In El Salvador, there was a soccer field near my house, and up the hill beyond an overgrown area, in the shadow of the Sheraton Hotel, there was a place where people lived packed together in little shacks made of metal roofing material with no running water or electricity. We didn’t live behind walls in air-conditioned houses as some of my friends did, but we were members of the Brittish-American club down the street where we could swim in the pool. Sometimes, I would see kids my age with dark hair and wide brown eyes peering over the wall at the pale kids splashing each other with moms sitting in the sunshine with their big sunglasses and iced drinks.

One day my mom came home from the bank. I think she was in shock, because she told me she had just seen someone shot by the police. “Because they were poor,” she told me. Perhaps oversimplifying the situation, perhaps not.

When I came back to the United States, I was acutely aware of how privileged I was, how wealthy my family, relative to many of the people of the world, despite being middle class in America.

And now?

In the intervening years, I’ve seen my country decline for the majority of the population, while the rich become richer. I hope that by illustrating this contrast, or lack of contrast, between these worlds, more people will see what is happening around us. With awareness, I hope we can work together to change it.

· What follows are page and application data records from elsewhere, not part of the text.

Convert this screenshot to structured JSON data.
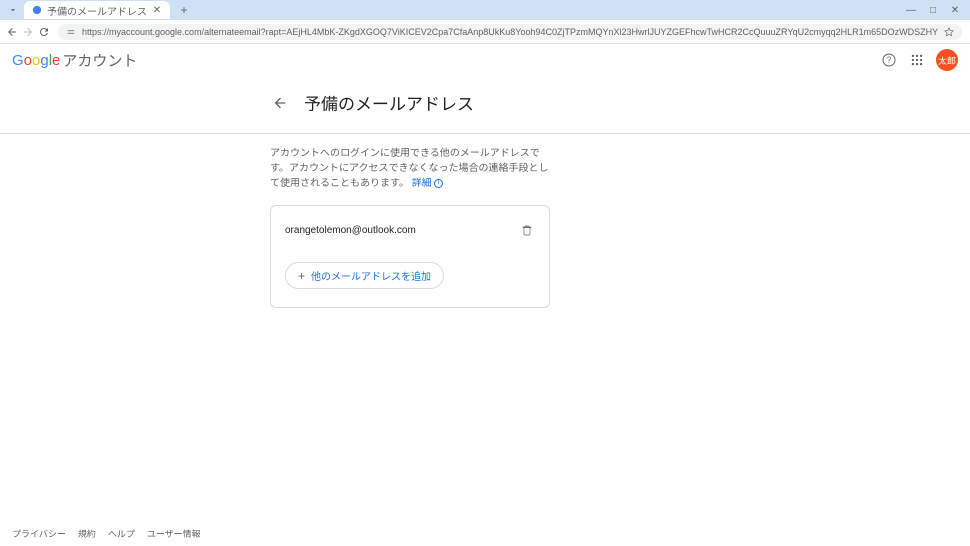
{
  "browser": {
    "tab_title": "予備のメールアドレス",
    "url": "https://myaccount.google.com/alternateemail?rapt=AEjHL4MbK-ZKgdXGOQ7ViKICEV2Cpa7CfaAnp8UkKu8Yooh94C0ZjTPzmMQYnXl23HwrlJUYZGEFhcwTwHCR2CcQuuuZRYqU2cmyqq2HLR1m65DOzWDSZHY"
  },
  "header": {
    "account_label": "アカウント",
    "avatar_text": "太郎"
  },
  "page": {
    "title": "予備のメールアドレス",
    "description": "アカウントへのログインに使用できる他のメールアドレスです。アカウントにアクセスできなくなった場合の連絡手段として使用されることもあります。",
    "detail_link": "詳細"
  },
  "email": {
    "value": "orangetolemon@outlook.com"
  },
  "actions": {
    "add_button": "他のメールアドレスを追加"
  },
  "footer": {
    "privacy": "プライバシー",
    "terms": "規約",
    "help": "ヘルプ",
    "user_info": "ユーザー情報"
  }
}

In my little corner of the world, I’m volunteering in way that I believe makes a difference. I think government policies could have more of an impact, but that’s not really my area of expertise, so I focus on education, where individual effort can have significant impact. I do this work with Bridge Foundry and its related volunteer initiatives. If you see the same trends that I do, and you have a job or have skills to share, get involved. Make a difference.